Directions for this task
Every record below must come back exactly as given.

Interface dataset entries:
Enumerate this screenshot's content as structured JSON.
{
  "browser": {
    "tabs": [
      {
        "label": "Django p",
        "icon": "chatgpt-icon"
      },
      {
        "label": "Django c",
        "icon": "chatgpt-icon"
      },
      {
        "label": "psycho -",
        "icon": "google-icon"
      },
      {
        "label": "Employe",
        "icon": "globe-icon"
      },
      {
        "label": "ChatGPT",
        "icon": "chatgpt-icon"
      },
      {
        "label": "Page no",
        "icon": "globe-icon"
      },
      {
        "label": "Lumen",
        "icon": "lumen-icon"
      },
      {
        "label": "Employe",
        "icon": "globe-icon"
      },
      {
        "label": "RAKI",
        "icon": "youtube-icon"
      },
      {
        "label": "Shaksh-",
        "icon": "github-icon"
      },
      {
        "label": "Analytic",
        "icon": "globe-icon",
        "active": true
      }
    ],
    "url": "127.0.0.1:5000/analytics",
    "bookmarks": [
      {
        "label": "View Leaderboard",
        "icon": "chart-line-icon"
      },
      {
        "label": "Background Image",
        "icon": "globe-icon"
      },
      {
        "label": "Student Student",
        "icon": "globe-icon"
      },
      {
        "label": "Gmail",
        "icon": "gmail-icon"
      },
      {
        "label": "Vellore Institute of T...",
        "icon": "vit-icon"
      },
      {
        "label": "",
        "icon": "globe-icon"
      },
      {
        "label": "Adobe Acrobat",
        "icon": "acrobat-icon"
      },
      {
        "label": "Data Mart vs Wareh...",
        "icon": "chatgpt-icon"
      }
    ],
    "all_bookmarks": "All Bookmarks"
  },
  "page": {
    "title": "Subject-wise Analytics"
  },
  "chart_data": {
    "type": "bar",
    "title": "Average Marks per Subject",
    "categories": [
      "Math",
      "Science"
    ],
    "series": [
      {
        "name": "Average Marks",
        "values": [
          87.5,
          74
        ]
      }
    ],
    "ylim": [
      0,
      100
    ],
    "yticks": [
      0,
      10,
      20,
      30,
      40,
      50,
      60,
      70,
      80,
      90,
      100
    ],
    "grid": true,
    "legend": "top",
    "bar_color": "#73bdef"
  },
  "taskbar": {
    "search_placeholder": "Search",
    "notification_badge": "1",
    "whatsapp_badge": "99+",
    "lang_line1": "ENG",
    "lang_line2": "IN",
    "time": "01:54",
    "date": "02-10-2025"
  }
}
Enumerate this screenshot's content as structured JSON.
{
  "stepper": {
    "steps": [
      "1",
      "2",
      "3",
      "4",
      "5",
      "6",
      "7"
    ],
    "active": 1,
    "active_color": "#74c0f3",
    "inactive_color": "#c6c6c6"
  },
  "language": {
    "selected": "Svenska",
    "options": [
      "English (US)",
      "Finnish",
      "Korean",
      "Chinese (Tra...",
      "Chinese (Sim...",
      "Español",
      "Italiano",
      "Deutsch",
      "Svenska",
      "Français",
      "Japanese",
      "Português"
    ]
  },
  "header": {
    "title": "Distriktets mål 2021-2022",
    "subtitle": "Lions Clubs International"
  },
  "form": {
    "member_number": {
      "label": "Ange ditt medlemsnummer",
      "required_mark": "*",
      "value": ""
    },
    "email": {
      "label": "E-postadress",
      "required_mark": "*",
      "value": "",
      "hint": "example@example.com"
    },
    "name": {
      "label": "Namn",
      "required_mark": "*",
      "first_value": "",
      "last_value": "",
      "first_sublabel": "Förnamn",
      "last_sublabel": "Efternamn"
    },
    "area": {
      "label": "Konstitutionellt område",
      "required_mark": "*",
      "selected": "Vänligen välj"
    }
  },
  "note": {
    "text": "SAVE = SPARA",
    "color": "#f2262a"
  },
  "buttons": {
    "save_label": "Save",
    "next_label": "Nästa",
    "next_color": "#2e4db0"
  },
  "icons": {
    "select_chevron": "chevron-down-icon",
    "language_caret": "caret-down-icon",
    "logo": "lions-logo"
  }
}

Written solution
Enumerate this screenshot's content as structured JSON.
{
  "browser": {
    "tabs": [
      {
        "label": "Django p",
        "icon": "chatgpt-icon"
      },
      {
        "label": "Django c",
        "icon": "chatgpt-icon"
      },
      {
        "label": "psycho -",
        "icon": "google-icon"
      },
      {
        "label": "Employe",
        "icon": "globe-icon"
      },
      {
        "label": "ChatGPT",
        "icon": "chatgpt-icon"
      },
      {
        "label": "Page no",
        "icon": "globe-icon"
      },
      {
        "label": "Lumen",
        "icon": "lumen-icon"
      },
      {
        "label": "Employe",
        "icon": "globe-icon"
      },
      {
        "label": "RAKI",
        "icon": "youtube-icon"
      },
      {
        "label": "Shaksh-",
        "icon": "github-icon"
      },
      {
        "label": "Analytic",
        "icon": "globe-icon",
        "active": true
      }
    ],
    "url": "127.0.0.1:5000/analytics",
    "bookmarks": [
      {
        "label": "View Leaderboard",
        "icon": "chart-line-icon"
      },
      {
        "label": "Background Image",
        "icon": "globe-icon"
      },
      {
        "label": "Student Student",
        "icon": "globe-icon"
      },
      {
        "label": "Gmail",
        "icon": "gmail-icon"
      },
      {
        "label": "Vellore Institute of T...",
        "icon": "vit-icon"
      },
      {
        "label": "",
        "icon": "globe-icon"
      },
      {
        "label": "Adobe Acrobat",
        "icon": "acrobat-icon"
      },
      {
        "label": "Data Mart vs Wareh...",
        "icon": "chatgpt-icon"
      }
    ],
    "all_bookmarks": "All Bookmarks"
  },
  "page": {
    "title": "Subject-wise Analytics"
  },
  "chart_data": {
    "type": "bar",
    "title": "Average Marks per Subject",
    "categories": [
      "Math",
      "Science"
    ],
    "series": [
      {
        "name": "Average Marks",
        "values": [
          87.5,
          74
        ]
      }
    ],
    "ylim": [
      0,
      100
    ],
    "yticks": [
      0,
      10,
      20,
      30,
      40,
      50,
      60,
      70,
      80,
      90,
      100
    ],
    "grid": true,
    "legend": "top",
    "bar_color": "#73bdef"
  },
  "taskbar": {
    "search_placeholder": "Search",
    "notification_badge": "1",
    "whatsapp_badge": "99+",
    "lang_line1": "ENG",
    "lang_line2": "IN",
    "time": "01:54",
    "date": "02-10-2025"
  }
}
Enumerate this screenshot's content as structured JSON.
{
  "stepper": {
    "steps": [
      "1",
      "2",
      "3",
      "4",
      "5",
      "6",
      "7"
    ],
    "active": 1,
    "active_color": "#74c0f3",
    "inactive_color": "#c6c6c6"
  },
  "language": {
    "selected": "Svenska",
    "options": [
      "English (US)",
      "Finnish",
      "Korean",
      "Chinese (Tra...",
      "Chinese (Sim...",
      "Español",
      "Italiano",
      "Deutsch",
      "Svenska",
      "Français",
      "Japanese",
      "Português"
    ]
  },
  "header": {
    "title": "Distriktets mål 2021-2022",
    "subtitle": "Lions Clubs International"
  },
  "form": {
    "member_number": {
      "label": "Ange ditt medlemsnummer",
      "required_mark": "*",
      "value": ""
    },
    "email": {
      "label": "E-postadress",
      "required_mark": "*",
      "value": "",
      "hint": "example@example.com"
    },
    "name": {
      "label": "Namn",
      "required_mark": "*",
      "first_value": "",
      "last_value": "",
      "first_sublabel": "Förnamn",
      "last_sublabel": "Efternamn"
    },
    "area": {
      "label": "Konstitutionellt område",
      "required_mark": "*",
      "selected": "Vänligen välj"
    }
  },
  "note": {
    "text": "SAVE = SPARA",
    "color": "#f2262a"
  },
  "buttons": {
    "save_label": "Save",
    "next_label": "Nästa",
    "next_color": "#2e4db0"
  },
  "icons": {
    "select_chevron": "chevron-down-icon",
    "language_caret": "caret-down-icon",
    "logo": "lions-logo"
  }
}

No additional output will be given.